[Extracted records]
++++

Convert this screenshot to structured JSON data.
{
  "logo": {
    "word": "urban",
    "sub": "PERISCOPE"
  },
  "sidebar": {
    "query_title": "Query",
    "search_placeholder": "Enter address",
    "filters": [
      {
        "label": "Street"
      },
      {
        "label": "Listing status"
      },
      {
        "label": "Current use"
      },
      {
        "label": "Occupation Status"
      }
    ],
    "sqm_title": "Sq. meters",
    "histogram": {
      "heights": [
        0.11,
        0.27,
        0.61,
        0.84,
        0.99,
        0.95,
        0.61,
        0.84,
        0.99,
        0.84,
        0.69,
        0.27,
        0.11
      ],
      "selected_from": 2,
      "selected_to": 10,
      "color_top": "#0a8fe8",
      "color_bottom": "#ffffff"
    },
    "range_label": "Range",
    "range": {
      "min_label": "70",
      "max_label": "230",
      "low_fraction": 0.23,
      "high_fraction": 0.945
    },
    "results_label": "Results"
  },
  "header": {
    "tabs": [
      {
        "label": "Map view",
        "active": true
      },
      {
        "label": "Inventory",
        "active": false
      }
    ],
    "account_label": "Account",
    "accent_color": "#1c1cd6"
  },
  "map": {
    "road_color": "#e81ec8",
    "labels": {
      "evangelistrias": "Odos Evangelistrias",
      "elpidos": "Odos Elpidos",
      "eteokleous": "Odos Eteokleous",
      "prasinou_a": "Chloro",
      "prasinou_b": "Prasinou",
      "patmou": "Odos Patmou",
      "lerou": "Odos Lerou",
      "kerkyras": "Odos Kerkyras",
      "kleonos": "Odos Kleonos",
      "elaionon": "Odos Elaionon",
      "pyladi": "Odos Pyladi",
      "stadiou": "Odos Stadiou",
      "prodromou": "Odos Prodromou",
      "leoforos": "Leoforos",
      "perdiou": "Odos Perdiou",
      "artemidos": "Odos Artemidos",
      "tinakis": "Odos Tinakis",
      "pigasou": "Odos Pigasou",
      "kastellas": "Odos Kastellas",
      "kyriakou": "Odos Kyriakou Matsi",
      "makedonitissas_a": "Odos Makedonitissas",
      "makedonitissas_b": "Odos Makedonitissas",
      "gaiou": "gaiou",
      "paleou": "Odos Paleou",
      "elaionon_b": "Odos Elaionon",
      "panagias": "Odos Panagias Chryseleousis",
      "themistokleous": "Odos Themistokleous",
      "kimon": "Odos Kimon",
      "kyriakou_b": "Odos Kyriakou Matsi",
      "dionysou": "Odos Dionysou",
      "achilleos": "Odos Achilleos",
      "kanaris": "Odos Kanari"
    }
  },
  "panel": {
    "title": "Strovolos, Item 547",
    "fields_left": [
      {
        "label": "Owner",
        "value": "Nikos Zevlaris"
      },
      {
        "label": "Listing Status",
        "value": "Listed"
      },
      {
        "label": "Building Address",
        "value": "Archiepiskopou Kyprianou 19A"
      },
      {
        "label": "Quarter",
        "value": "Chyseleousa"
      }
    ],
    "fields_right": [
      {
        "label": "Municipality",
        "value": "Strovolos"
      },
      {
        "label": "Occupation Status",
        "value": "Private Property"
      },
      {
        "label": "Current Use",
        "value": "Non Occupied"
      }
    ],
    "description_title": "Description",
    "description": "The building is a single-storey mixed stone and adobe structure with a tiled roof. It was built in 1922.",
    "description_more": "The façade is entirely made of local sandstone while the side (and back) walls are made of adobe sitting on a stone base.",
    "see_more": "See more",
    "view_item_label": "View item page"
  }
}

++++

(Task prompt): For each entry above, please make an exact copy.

(Written solution):
Convert this screenshot to structured JSON data.
{
  "logo": {
    "word": "urban",
    "sub": "PERISCOPE"
  },
  "sidebar": {
    "query_title": "Query",
    "search_placeholder": "Enter address",
    "filters": [
      {
        "label": "Street"
      },
      {
        "label": "Listing status"
      },
      {
        "label": "Current use"
      },
      {
        "label": "Occupation Status"
      }
    ],
    "sqm_title": "Sq. meters",
    "histogram": {
      "heights": [
        0.11,
        0.27,
        0.61,
        0.84,
        0.99,
        0.95,
        0.61,
        0.84,
        0.99,
        0.84,
        0.69,
        0.27,
        0.11
      ],
      "selected_from": 2,
      "selected_to": 10,
      "color_top": "#0a8fe8",
      "color_bottom": "#ffffff"
    },
    "range_label": "Range",
    "range": {
      "min_label": "70",
      "max_label": "230",
      "low_fraction": 0.23,
      "high_fraction": 0.945
    },
    "results_label": "Results"
  },
  "header": {
    "tabs": [
      {
        "label": "Map view",
        "active": true
      },
      {
        "label": "Inventory",
        "active": false
      }
    ],
    "account_label": "Account",
    "accent_color": "#1c1cd6"
  },
  "map": {
    "road_color": "#e81ec8",
    "labels": {
      "evangelistrias": "Odos Evangelistrias",
      "elpidos": "Odos Elpidos",
      "eteokleous": "Odos Eteokleous",
      "prasinou_a": "Chloro",
      "prasinou_b": "Prasinou",
      "patmou": "Odos Patmou",
      "lerou": "Odos Lerou",
      "kerkyras": "Odos Kerkyras",
      "kleonos": "Odos Kleonos",
      "elaionon": "Odos Elaionon",
      "pyladi": "Odos Pyladi",
      "stadiou": "Odos Stadiou",
      "prodromou": "Odos Prodromou",
      "leoforos": "Leoforos",
      "perdiou": "Odos Perdiou",
      "artemidos": "Odos Artemidos",
      "tinakis": "Odos Tinakis",
      "pigasou": "Odos Pigasou",
      "kastellas": "Odos Kastellas",
      "kyriakou": "Odos Kyriakou Matsi",
      "makedonitissas_a": "Odos Makedonitissas",
      "makedonitissas_b": "Odos Makedonitissas",
      "gaiou": "gaiou",
      "paleou": "Odos Paleou",
      "elaionon_b": "Odos Elaionon",
      "panagias": "Odos Panagias Chryseleousis",
      "themistokleous": "Odos Themistokleous",
      "kimon": "Odos Kimon",
      "kyriakou_b": "Odos Kyriakou Matsi",
      "dionysou": "Odos Dionysou",
      "achilleos": "Odos Achilleos",
      "kanaris": "Odos Kanari"
    }
  },
  "panel": {
    "title": "Strovolos, Item 547",
    "fields_left": [
      {
        "label": "Owner",
        "value": "Nikos Zevlaris"
      },
      {
        "label": "Listing Status",
        "value": "Listed"
      },
      {
        "label": "Building Address",
        "value": "Archiepiskopou Kyprianou 19A"
      },
      {
        "label": "Quarter",
        "value": "Chyseleousa"
      }
    ],
    "fields_right": [
      {
        "label": "Municipality",
        "value": "Strovolos"
      },
      {
        "label": "Occupation Status",
        "value": "Private Property"
      },
      {
        "label": "Current Use",
        "value": "Non Occupied"
      }
    ],
    "description_title": "Description",
    "description": "The building is a single-storey mixed stone and adobe structure with a tiled roof. It was built in 1922.",
    "description_more": "The façade is entirely made of local sandstone while the side (and back) walls are made of adobe sitting on a stone base.",
    "see_more": "See more",
    "view_item_label": "View item page"
  }
}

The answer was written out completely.